Uber held a special press call on Tuesday, hosted by board member Arianna Huffington and staffed with three of its highest ranking female staff, including North American operations lead Rachel Holt, Chief HR officer Liane Hornsey and company comms lead Rachel Whetstone. The call was pretty clearly an attempt to counter-message some of the negative press Uber has faced, specifically around its culture and accusations of sexism.
Huffington kicked off the chat, acting as a sort of proxy for CEO Travis Kalanick and reiterating the founder’s commitment to accepting responsibility for the current state of Uber’s culture, and also responsibility for the transformation Uber is currently pursuing as a result. She highlighted Uber’s search for a COO, someone who can be a “true partner” to Kalanick, as part of this commitment. Kalanick’s absence on the call was explained using the COO search process at one point, as Whetstone later answered a press question as to his whereabouts by saying that he was busy with the COO interview process, as was board member and investor Bill Gurley, who is leading the board subcommittee responsible for the executive search.
Once again, Huffington also said that she’s going to be “holding [Uber’s] feet to the fire” with respect to their commitment to following through on their plan to truly effect change in the future. She said that there’s no longer any room for “brilliant jerks” at the company, and added that the ultimate goal is not just to “fix” what’s broken at Uber, but to actually make it “the most admired workplace to work at.”
Huffington also said that she is independent from the ongoing investigation into sexual harassment claims and Uber’s culture lead by former U.S. Attorney General Eric Holder, despite a claim from Kalanick made previously that Huffington would be involved in the investigation. She did say that the board, and the entire company, including Kalanick, is committed to accepting and abiding by whatever findings Holder delivers, and that the results of his investigation will also be made public at the time of his final report.
Responding to a reported question that implied Uber had intentionally stacked the call with female employees for the sake of optics, Huffington responded that she believed it was actually very “exciting” to have so many women on the call. “It’s not like we called them from central casting,” she added, noting that Holt, Hornsey and Whetstone really do run significant aspects of the day-to-day business at the ride-hailing company.

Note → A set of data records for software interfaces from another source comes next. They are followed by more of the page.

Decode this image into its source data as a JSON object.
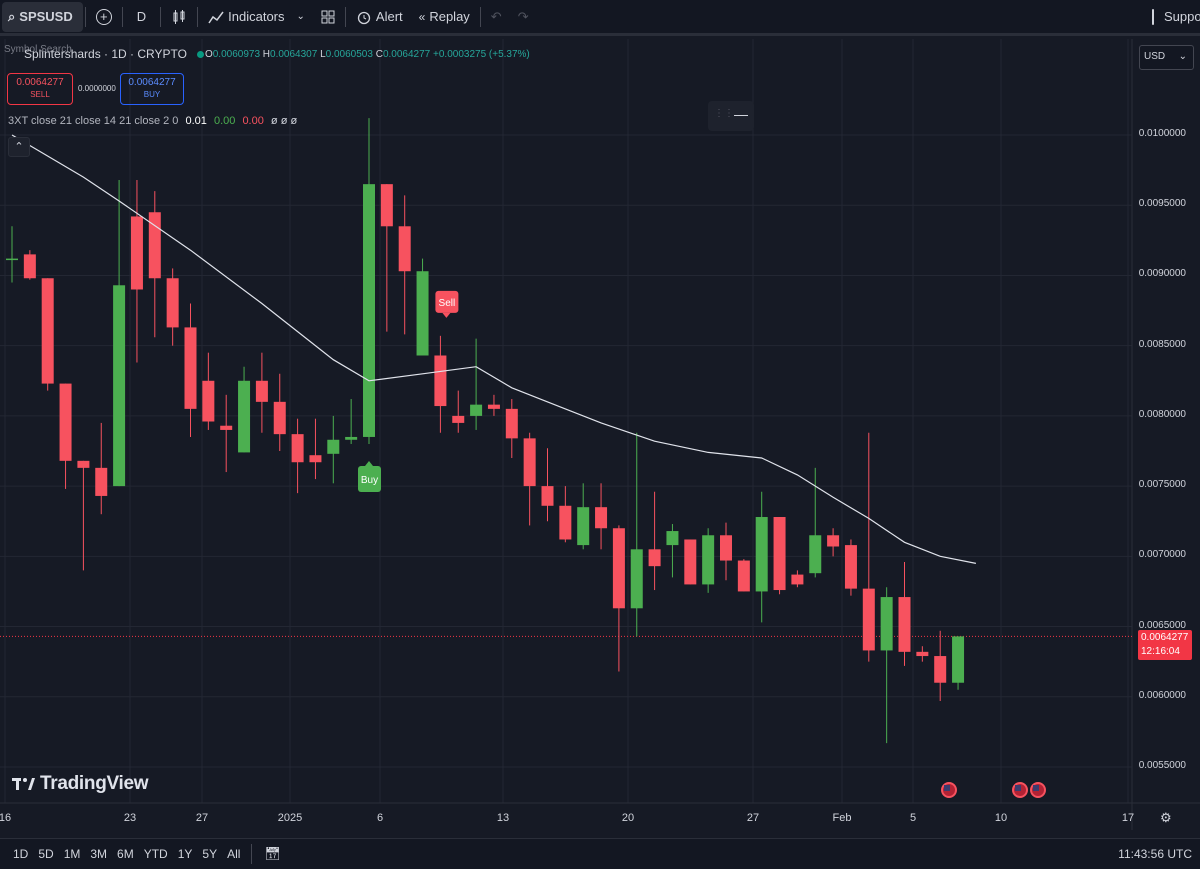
{
  "toolbar": {
    "symbol": "SPSUSD",
    "interval": "D",
    "indicators_label": "Indicators",
    "alert_label": "Alert",
    "replay_label": "Replay",
    "support_label": "Suppo"
  },
  "legend": {
    "search_placeholder": "Symbol Search",
    "title": "Splintershards · 1D · CRYPTO",
    "open_key": "O",
    "open": "0.0060973",
    "high_key": "H",
    "high": "0.0064307",
    "low_key": "L",
    "low": "0.0060503",
    "close_key": "C",
    "close": "0.0064277",
    "change": "+0.0003275 (+5.37%)"
  },
  "trade": {
    "sell_price": "0.0064277",
    "sell_label": "SELL",
    "spread": "0.0000000",
    "buy_price": "0.0064277",
    "buy_label": "BUY"
  },
  "indicator": {
    "name": "3XT close 21 close 14 21 close 2 0",
    "v1": "0.01",
    "v2": "0.00",
    "v3": "0.00",
    "v4": "ø ø ø"
  },
  "price_axis": {
    "currency": "USD",
    "labels": [
      "0.0100000",
      "0.0095000",
      "0.0090000",
      "0.0085000",
      "0.0080000",
      "0.0075000",
      "0.0070000",
      "0.0065000",
      "0.0060000",
      "0.0055000"
    ],
    "current_price": "0.0064277",
    "countdown": "12:16:04"
  },
  "time_axis": {
    "labels": [
      "16",
      "23",
      "27",
      "2025",
      "6",
      "13",
      "20",
      "27",
      "Feb",
      "5",
      "10",
      "17"
    ]
  },
  "markers": {
    "buy": "Buy",
    "sell": "Sell"
  },
  "brand": "TradingView",
  "bottom": {
    "ranges": [
      "1D",
      "5D",
      "1M",
      "3M",
      "6M",
      "YTD",
      "1Y",
      "5Y",
      "All"
    ],
    "clock": "11:43:56 UTC"
  },
  "colors": {
    "up": "#4caf50",
    "down": "#f7525f",
    "ma": "#e0e3eb",
    "bg": "#161a25"
  },
  "chart_data": {
    "type": "candlestick",
    "ylim": [
      0.0052,
      0.0104
    ],
    "candles": [
      {
        "o": 0.00912,
        "h": 0.00935,
        "l": 0.00895,
        "c": 0.00912
      },
      {
        "o": 0.00915,
        "h": 0.00918,
        "l": 0.00897,
        "c": 0.00898
      },
      {
        "o": 0.00898,
        "h": 0.00898,
        "l": 0.00818,
        "c": 0.00823
      },
      {
        "o": 0.00823,
        "h": 0.00823,
        "l": 0.00748,
        "c": 0.00768
      },
      {
        "o": 0.00768,
        "h": 0.00768,
        "l": 0.0069,
        "c": 0.00763
      },
      {
        "o": 0.00763,
        "h": 0.00795,
        "l": 0.0073,
        "c": 0.00743
      },
      {
        "o": 0.0075,
        "h": 0.00968,
        "l": 0.0075,
        "c": 0.00893
      },
      {
        "o": 0.00942,
        "h": 0.00968,
        "l": 0.00838,
        "c": 0.0089
      },
      {
        "o": 0.00945,
        "h": 0.0096,
        "l": 0.00856,
        "c": 0.00898
      },
      {
        "o": 0.00898,
        "h": 0.00905,
        "l": 0.0085,
        "c": 0.00863
      },
      {
        "o": 0.00863,
        "h": 0.0088,
        "l": 0.00785,
        "c": 0.00805
      },
      {
        "o": 0.00825,
        "h": 0.00845,
        "l": 0.0079,
        "c": 0.00796
      },
      {
        "o": 0.00793,
        "h": 0.00815,
        "l": 0.0076,
        "c": 0.0079
      },
      {
        "o": 0.00774,
        "h": 0.00835,
        "l": 0.00774,
        "c": 0.00825
      },
      {
        "o": 0.00825,
        "h": 0.00845,
        "l": 0.00788,
        "c": 0.0081
      },
      {
        "o": 0.0081,
        "h": 0.0083,
        "l": 0.00775,
        "c": 0.00787
      },
      {
        "o": 0.00787,
        "h": 0.00798,
        "l": 0.00745,
        "c": 0.00767
      },
      {
        "o": 0.00772,
        "h": 0.00798,
        "l": 0.00755,
        "c": 0.00767
      },
      {
        "o": 0.00773,
        "h": 0.008,
        "l": 0.00752,
        "c": 0.00783
      },
      {
        "o": 0.00783,
        "h": 0.00812,
        "l": 0.0078,
        "c": 0.00785
      },
      {
        "o": 0.00785,
        "h": 0.01012,
        "l": 0.0078,
        "c": 0.00965
      },
      {
        "o": 0.00965,
        "h": 0.00965,
        "l": 0.0086,
        "c": 0.00935
      },
      {
        "o": 0.00935,
        "h": 0.00957,
        "l": 0.00858,
        "c": 0.00903
      },
      {
        "o": 0.00843,
        "h": 0.00912,
        "l": 0.00843,
        "c": 0.00903
      },
      {
        "o": 0.00843,
        "h": 0.00857,
        "l": 0.00788,
        "c": 0.00807
      },
      {
        "o": 0.008,
        "h": 0.00818,
        "l": 0.00788,
        "c": 0.00795
      },
      {
        "o": 0.008,
        "h": 0.00855,
        "l": 0.0079,
        "c": 0.00808
      },
      {
        "o": 0.00808,
        "h": 0.00815,
        "l": 0.008,
        "c": 0.00805
      },
      {
        "o": 0.00805,
        "h": 0.00812,
        "l": 0.0077,
        "c": 0.00784
      },
      {
        "o": 0.00784,
        "h": 0.00788,
        "l": 0.00722,
        "c": 0.0075
      },
      {
        "o": 0.0075,
        "h": 0.00777,
        "l": 0.00725,
        "c": 0.00736
      },
      {
        "o": 0.00736,
        "h": 0.0075,
        "l": 0.0071,
        "c": 0.00712
      },
      {
        "o": 0.00708,
        "h": 0.00752,
        "l": 0.00705,
        "c": 0.00735
      },
      {
        "o": 0.00735,
        "h": 0.00752,
        "l": 0.00705,
        "c": 0.0072
      },
      {
        "o": 0.0072,
        "h": 0.00722,
        "l": 0.00618,
        "c": 0.00663
      },
      {
        "o": 0.00663,
        "h": 0.00788,
        "l": 0.00643,
        "c": 0.00705
      },
      {
        "o": 0.00705,
        "h": 0.00746,
        "l": 0.00676,
        "c": 0.00693
      },
      {
        "o": 0.00708,
        "h": 0.00723,
        "l": 0.00685,
        "c": 0.00718
      },
      {
        "o": 0.00712,
        "h": 0.00712,
        "l": 0.0068,
        "c": 0.0068
      },
      {
        "o": 0.0068,
        "h": 0.0072,
        "l": 0.00674,
        "c": 0.00715
      },
      {
        "o": 0.00715,
        "h": 0.00724,
        "l": 0.00683,
        "c": 0.00697
      },
      {
        "o": 0.00697,
        "h": 0.00698,
        "l": 0.00675,
        "c": 0.00675
      },
      {
        "o": 0.00675,
        "h": 0.00746,
        "l": 0.00653,
        "c": 0.00728
      },
      {
        "o": 0.00728,
        "h": 0.00728,
        "l": 0.00673,
        "c": 0.00676
      },
      {
        "o": 0.00687,
        "h": 0.0069,
        "l": 0.00678,
        "c": 0.0068
      },
      {
        "o": 0.00688,
        "h": 0.00763,
        "l": 0.00685,
        "c": 0.00715
      },
      {
        "o": 0.00715,
        "h": 0.0072,
        "l": 0.007,
        "c": 0.00707
      },
      {
        "o": 0.00708,
        "h": 0.00712,
        "l": 0.00672,
        "c": 0.00677
      },
      {
        "o": 0.00677,
        "h": 0.00788,
        "l": 0.00625,
        "c": 0.00633
      },
      {
        "o": 0.00633,
        "h": 0.00678,
        "l": 0.00567,
        "c": 0.00671
      },
      {
        "o": 0.00671,
        "h": 0.00696,
        "l": 0.00622,
        "c": 0.00632
      },
      {
        "o": 0.00632,
        "h": 0.00636,
        "l": 0.00625,
        "c": 0.00629
      },
      {
        "o": 0.00629,
        "h": 0.00647,
        "l": 0.00597,
        "c": 0.0061
      },
      {
        "o": 0.0061,
        "h": 0.00643,
        "l": 0.00605,
        "c": 0.00643
      }
    ],
    "ma_points": [
      [
        0,
        0.01
      ],
      [
        4,
        0.0097
      ],
      [
        6,
        0.00953
      ],
      [
        10,
        0.00918
      ],
      [
        14,
        0.0088
      ],
      [
        18,
        0.0084
      ],
      [
        20,
        0.00825
      ],
      [
        23,
        0.0083
      ],
      [
        26,
        0.00835
      ],
      [
        28,
        0.0082
      ],
      [
        31,
        0.00805
      ],
      [
        33,
        0.00795
      ],
      [
        36,
        0.00782
      ],
      [
        39,
        0.00774
      ],
      [
        42,
        0.0077
      ],
      [
        44,
        0.00758
      ],
      [
        46,
        0.00742
      ],
      [
        48,
        0.00727
      ],
      [
        50,
        0.0071
      ],
      [
        52,
        0.007
      ],
      [
        54,
        0.00695
      ]
    ],
    "buy_index": 20,
    "sell_index": 24
  }
}
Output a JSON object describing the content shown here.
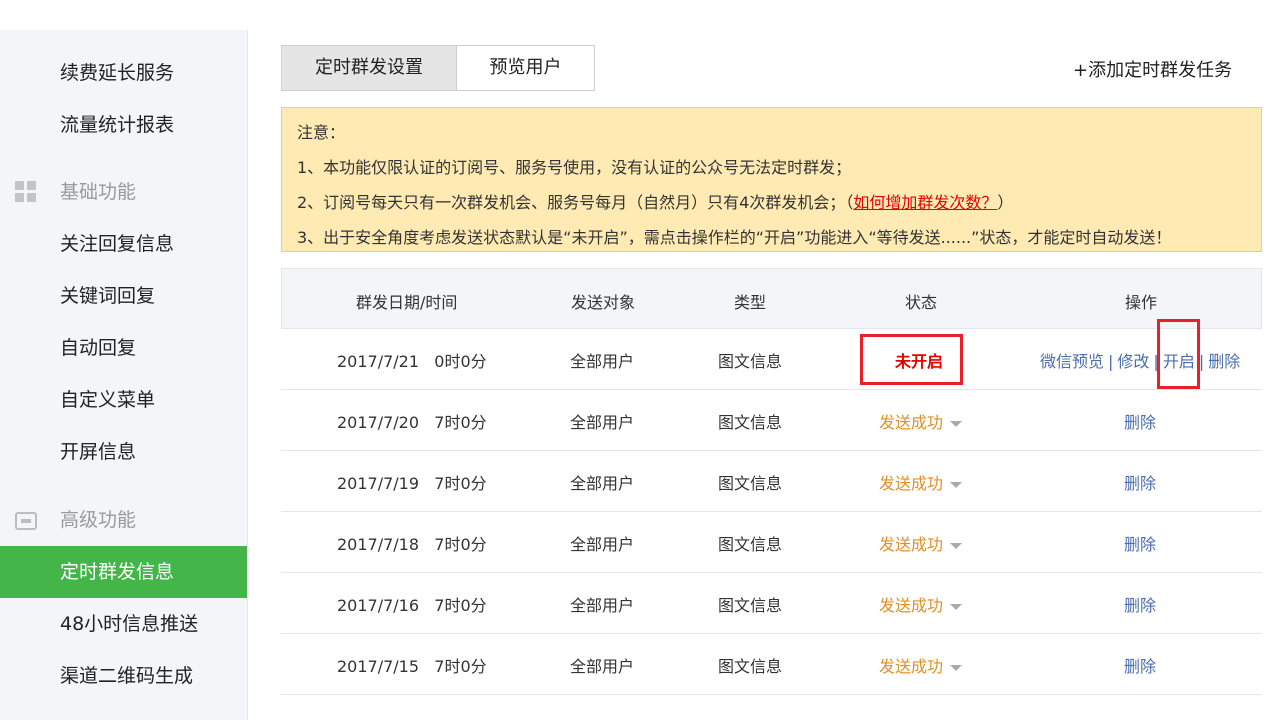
{
  "sidebar": {
    "items": [
      {
        "label": "续费延长服务"
      },
      {
        "label": "流量统计报表"
      },
      {
        "label": "基础功能"
      },
      {
        "label": "关注回复信息"
      },
      {
        "label": "关键词回复"
      },
      {
        "label": "自动回复"
      },
      {
        "label": "自定义菜单"
      },
      {
        "label": "开屏信息"
      },
      {
        "label": "高级功能"
      },
      {
        "label": "定时群发信息"
      },
      {
        "label": "48小时信息推送"
      },
      {
        "label": "渠道二维码生成"
      }
    ]
  },
  "tabs": [
    {
      "label": "定时群发设置"
    },
    {
      "label": "预览用户"
    }
  ],
  "add_task_label": "+添加定时群发任务",
  "notice": {
    "title": "注意：",
    "line1": "1、本功能仅限认证的订阅号、服务号使用，没有认证的公众号无法定时群发；",
    "line2_prefix": "2、订阅号每天只有一次群发机会、服务号每月（自然月）只有4次群发机会；（",
    "line2_link": "如何增加群发次数？",
    "line2_suffix": "）",
    "line3": "3、出于安全角度考虑发送状态默认是“未开启”，需点击操作栏的“开启”功能进入“等待发送......”状态，才能定时自动发送！"
  },
  "table": {
    "headers": {
      "datetime": "群发日期/时间",
      "target": "发送对象",
      "type": "类型",
      "status": "状态",
      "actions": "操作"
    },
    "rows": [
      {
        "datetime": "2017/7/21   0时0分",
        "target": "全部用户",
        "type": "图文信息",
        "status": "未开启",
        "actions": {
          "preview": "微信预览",
          "edit": "修改",
          "enable": "开启",
          "delete": "删除"
        }
      },
      {
        "datetime": "2017/7/20   7时0分",
        "target": "全部用户",
        "type": "图文信息",
        "status": "发送成功",
        "actions": {
          "delete": "删除"
        }
      },
      {
        "datetime": "2017/7/19   7时0分",
        "target": "全部用户",
        "type": "图文信息",
        "status": "发送成功",
        "actions": {
          "delete": "删除"
        }
      },
      {
        "datetime": "2017/7/18   7时0分",
        "target": "全部用户",
        "type": "图文信息",
        "status": "发送成功",
        "actions": {
          "delete": "删除"
        }
      },
      {
        "datetime": "2017/7/16   7时0分",
        "target": "全部用户",
        "type": "图文信息",
        "status": "发送成功",
        "actions": {
          "delete": "删除"
        }
      },
      {
        "datetime": "2017/7/15   7时0分",
        "target": "全部用户",
        "type": "图文信息",
        "status": "发送成功",
        "actions": {
          "delete": "删除"
        }
      }
    ],
    "separator": "|"
  },
  "colors": {
    "active_green": "#44b549",
    "status_success": "#e38f26",
    "status_off": "#e60000",
    "link_blue": "#4b6db1",
    "highlight_red": "#e8202a"
  }
}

Hornsey followed Huffington’s introduction, noting that being at the company is “exactly” where she wants to be given its current challenges and her interest in being a driver of significant change in her professional role. She added that Kalanick has given her “full license” to do what’s necessary to improve its culture and organizational structure. The focus at Uber, she added, has been on the business, and not on the employees, which is very problematic for a company that has grown to the size Uber is currently.
The focus of Hornsey and her department, then, is on putting the right organizational design in place to support the “best culture,” she said. To that end, the company has conducted “over 100 listening sessions” to date, and has established nine separate areas of focus to work on in pursuit of overall improvement. A key part of this effort is a renewed focus on “diversity and inclusion,” Hornsey said.
Uber will release its first diversity and inclusion report by the end of March, in accordance with that goal. It has also updated 1,500 job descriptions to “ensure they’re free from bias and discrimination,” Hornsey added, and it’s working with employees to revamp its performance management system, which it has found to be “unfair and inequitable” through talks with staff. It will also begin rolling out training to “educate and inform employees” on a range of subjects, including “why diversity matters.”
Holt addressed Uber’s current state of business, detailing how the company has actually continued to see strong growth and gains despite the torrent of negative publicity its received. She acknowledged that the company needs to repair its relationships with drivers, including providing them with more input when it comes to setting fares.
Uber also addressed the issue of whether it ever considered Kalanick leaving the CEO role as a response to its ongoing problems, which include an outburst by him to a driver caught on tape via dashcam. Huffington dismissed discussion of any such hypotheticals by the board, and lauded Kalanick’s role in creating the ride-hailing industry as well as Uber as its primary success story.
Asked whether women, too, would be involved in the COO search, given its importance to the company’s transformation plan and considering that the excuse for the absence of both Kalanick and Gurley was their participation in COO interviews, Hornsey responded that “absolutely” herself and other high-ranking female Uber employees would be participating in the interview process.